• [About this exercise]: Skip the pictures and return every entry exactly as written.

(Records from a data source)
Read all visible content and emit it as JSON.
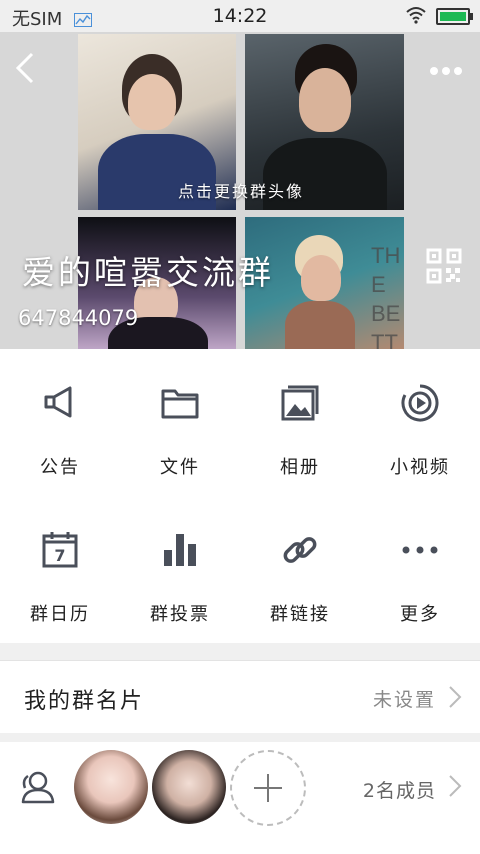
{
  "status_bar": {
    "sim_text": "无SIM",
    "time": "14:22",
    "battery_level": 1.0
  },
  "header": {
    "change_avatar_hint": "点击更换群头像",
    "group_name": "爱的喧嚣交流群",
    "group_id": "647844079",
    "tile_text": "THE BETTER DEED"
  },
  "functions": {
    "row1": [
      {
        "label": "公告",
        "icon": "megaphone-icon"
      },
      {
        "label": "文件",
        "icon": "folder-icon"
      },
      {
        "label": "相册",
        "icon": "photo-album-icon"
      },
      {
        "label": "小视频",
        "icon": "video-icon"
      }
    ],
    "row2": [
      {
        "label": "群日历",
        "icon": "calendar-icon"
      },
      {
        "label": "群投票",
        "icon": "bar-chart-icon"
      },
      {
        "label": "群链接",
        "icon": "link-icon"
      },
      {
        "label": "更多",
        "icon": "more-dots-icon"
      }
    ],
    "calendar_day": "7"
  },
  "group_card": {
    "title": "我的群名片",
    "value": "未设置"
  },
  "members": {
    "count_text": "2名成员"
  },
  "colors": {
    "icon_gray": "#4a4f5a",
    "battery_green": "#1db954",
    "divider": "#f0f0f0"
  }
}
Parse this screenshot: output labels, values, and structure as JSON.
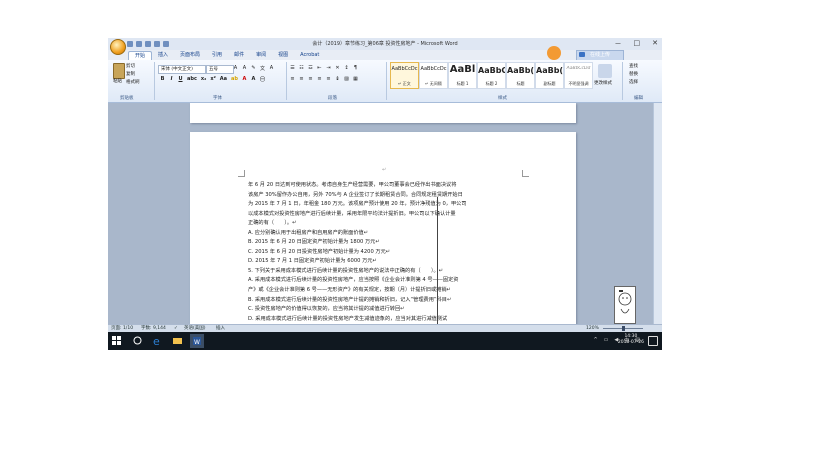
{
  "window": {
    "title": "会计（2019）章节练习_第06章 投资性房地产 - Microsoft Word",
    "controls": [
      "－",
      "□",
      "✕"
    ]
  },
  "ribbon_tabs": [
    "开始",
    "插入",
    "页面布局",
    "引用",
    "邮件",
    "审阅",
    "视图",
    "Acrobat"
  ],
  "share_button": "在线上传",
  "clipboard": {
    "paste_label": "粘贴",
    "cut_label": "剪切",
    "copy_label": "复制",
    "format_painter_label": "格式刷",
    "group_label": "剪贴板"
  },
  "font": {
    "font_name": "宋体 (中文正文)",
    "font_size": "五号",
    "group_label": "字体"
  },
  "paragraph": {
    "group_label": "段落"
  },
  "styles": {
    "group_label": "样式",
    "items": [
      {
        "sample": "AaBbCcDc",
        "name": "↵ 正文"
      },
      {
        "sample": "AaBbCcDc",
        "name": "↵ 无间隔"
      },
      {
        "sample": "AaBl",
        "name": "标题 1"
      },
      {
        "sample": "AaBbC",
        "name": "标题 2"
      },
      {
        "sample": "AaBb(",
        "name": "标题"
      },
      {
        "sample": "AaBb(",
        "name": "副标题"
      },
      {
        "sample": "AaBbCcDd",
        "name": "不明显强调"
      }
    ],
    "change_styles_label": "更改样式"
  },
  "editing": {
    "group_label": "编辑",
    "find_label": "查找",
    "replace_label": "替换",
    "select_label": "选择"
  },
  "document": {
    "paragraph_mark": "↵",
    "lines": [
      "年 6 月 20 日达到可使用状态。考虑自身生产经营需要，甲公司董事会已经作出书面决议将",
      "该房产 30%留作办公自用，另外 70%与 A 企业签订了长期租赁合同。合同规定租赁期开始日",
      "为 2015 年 7 月 1 日，年租金 180 万元。该项房产预计使用 20 年，预计净残值为 0，甲公司",
      "以成本模式对投资性房地产进行后续计量，采用年限平均法计提折旧。甲公司以下确认计量",
      "正确的有（　　）。↵",
      "A. 应分别确认用于出租房产和自用房产的账面价值↵",
      "B. 2015 年 6 月 20 日固定资产初始计量为 1800 万元↵",
      "C. 2015 年 6 月 20 日投资性房地产初始计量为 4200 万元↵",
      "D. 2015 年 7 月 1 日固定资产初始计量为 6000 万元↵",
      "5. 下列关于采用成本模式进行后续计量的投资性房地产的说法中正确的有（　　）。↵",
      "A. 采用成本模式进行后续计量的投资性房地产，应当按照《企业会计准则第 4 号——固定资",
      "产》或《企业会计准则第 6 号——无形资产》的有关规定，按期（月）计提折旧或摊销↵",
      "B. 采用成本模式进行后续计量的投资性房地产计提的摊销和折旧，记入“管理费用”科目↵",
      "C. 投资性房地产的价值得以恢复的，应当将其计提的减值进行转回↵",
      "D. 采用成本模式进行后续计量的投资性房地产发生减值迹象的，应当对其进行减值测试"
    ]
  },
  "statusbar": {
    "page": "页面: 1/10",
    "words": "字数: 9,144",
    "language": "英语(美国)",
    "mode": "插入",
    "zoom": "120%"
  },
  "taskbar": {
    "time": "14:30",
    "date": "2018-07-26",
    "ime": "中"
  }
}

• [Reply to the task]:
Read all visible content and emit it as JSON.
{
  "status_bar": {
    "sim_text": "无SIM",
    "time": "14:22",
    "battery_level": 1.0
  },
  "header": {
    "change_avatar_hint": "点击更换群头像",
    "group_name": "爱的喧嚣交流群",
    "group_id": "647844079",
    "tile_text": "THE BETTER DEED"
  },
  "functions": {
    "row1": [
      {
        "label": "公告",
        "icon": "megaphone-icon"
      },
      {
        "label": "文件",
        "icon": "folder-icon"
      },
      {
        "label": "相册",
        "icon": "photo-album-icon"
      },
      {
        "label": "小视频",
        "icon": "video-icon"
      }
    ],
    "row2": [
      {
        "label": "群日历",
        "icon": "calendar-icon"
      },
      {
        "label": "群投票",
        "icon": "bar-chart-icon"
      },
      {
        "label": "群链接",
        "icon": "link-icon"
      },
      {
        "label": "更多",
        "icon": "more-dots-icon"
      }
    ],
    "calendar_day": "7"
  },
  "group_card": {
    "title": "我的群名片",
    "value": "未设置"
  },
  "members": {
    "count_text": "2名成员"
  },
  "colors": {
    "icon_gray": "#4a4f5a",
    "battery_green": "#1db954",
    "divider": "#f0f0f0"
  }
}
Parse this screenshot: output labels, values, and structure as JSON.
{
  "window": {
    "title": "会计（2019）章节练习_第06章 投资性房地产 - Microsoft Word",
    "controls": [
      "－",
      "□",
      "✕"
    ]
  },
  "ribbon_tabs": [
    "开始",
    "插入",
    "页面布局",
    "引用",
    "邮件",
    "审阅",
    "视图",
    "Acrobat"
  ],
  "share_button": "在线上传",
  "clipboard": {
    "paste_label": "粘贴",
    "cut_label": "剪切",
    "copy_label": "复制",
    "format_painter_label": "格式刷",
    "group_label": "剪贴板"
  },
  "font": {
    "font_name": "宋体 (中文正文)",
    "font_size": "五号",
    "group_label": "字体"
  },
  "paragraph": {
    "group_label": "段落"
  },
  "styles": {
    "group_label": "样式",
    "items": [
      {
        "sample": "AaBbCcDc",
        "name": "↵ 正文"
      },
      {
        "sample": "AaBbCcDc",
        "name": "↵ 无间隔"
      },
      {
        "sample": "AaBl",
        "name": "标题 1"
      },
      {
        "sample": "AaBbC",
        "name": "标题 2"
      },
      {
        "sample": "AaBb(",
        "name": "标题"
      },
      {
        "sample": "AaBb(",
        "name": "副标题"
      },
      {
        "sample": "AaBbCcDd",
        "name": "不明显强调"
      }
    ],
    "change_styles_label": "更改样式"
  },
  "editing": {
    "group_label": "编辑",
    "find_label": "查找",
    "replace_label": "替换",
    "select_label": "选择"
  },
  "document": {
    "paragraph_mark": "↵",
    "lines": [
      "年 6 月 20 日达到可使用状态。考虑自身生产经营需要，甲公司董事会已经作出书面决议将",
      "该房产 30%留作办公自用，另外 70%与 A 企业签订了长期租赁合同。合同规定租赁期开始日",
      "为 2015 年 7 月 1 日，年租金 180 万元。该项房产预计使用 20 年，预计净残值为 0，甲公司",
      "以成本模式对投资性房地产进行后续计量，采用年限平均法计提折旧。甲公司以下确认计量",
      "正确的有（　　）。↵",
      "A. 应分别确认用于出租房产和自用房产的账面价值↵",
      "B. 2015 年 6 月 20 日固定资产初始计量为 1800 万元↵",
      "C. 2015 年 6 月 20 日投资性房地产初始计量为 4200 万元↵",
      "D. 2015 年 7 月 1 日固定资产初始计量为 6000 万元↵",
      "5. 下列关于采用成本模式进行后续计量的投资性房地产的说法中正确的有（　　）。↵",
      "A. 采用成本模式进行后续计量的投资性房地产，应当按照《企业会计准则第 4 号——固定资",
      "产》或《企业会计准则第 6 号——无形资产》的有关规定，按期（月）计提折旧或摊销↵",
      "B. 采用成本模式进行后续计量的投资性房地产计提的摊销和折旧，记入“管理费用”科目↵",
      "C. 投资性房地产的价值得以恢复的，应当将其计提的减值进行转回↵",
      "D. 采用成本模式进行后续计量的投资性房地产发生减值迹象的，应当对其进行减值测试"
    ]
  },
  "statusbar": {
    "page": "页面: 1/10",
    "words": "字数: 9,144",
    "language": "英语(美国)",
    "mode": "插入",
    "zoom": "120%"
  },
  "taskbar": {
    "time": "14:30",
    "date": "2018-07-26",
    "ime": "中"
  }
}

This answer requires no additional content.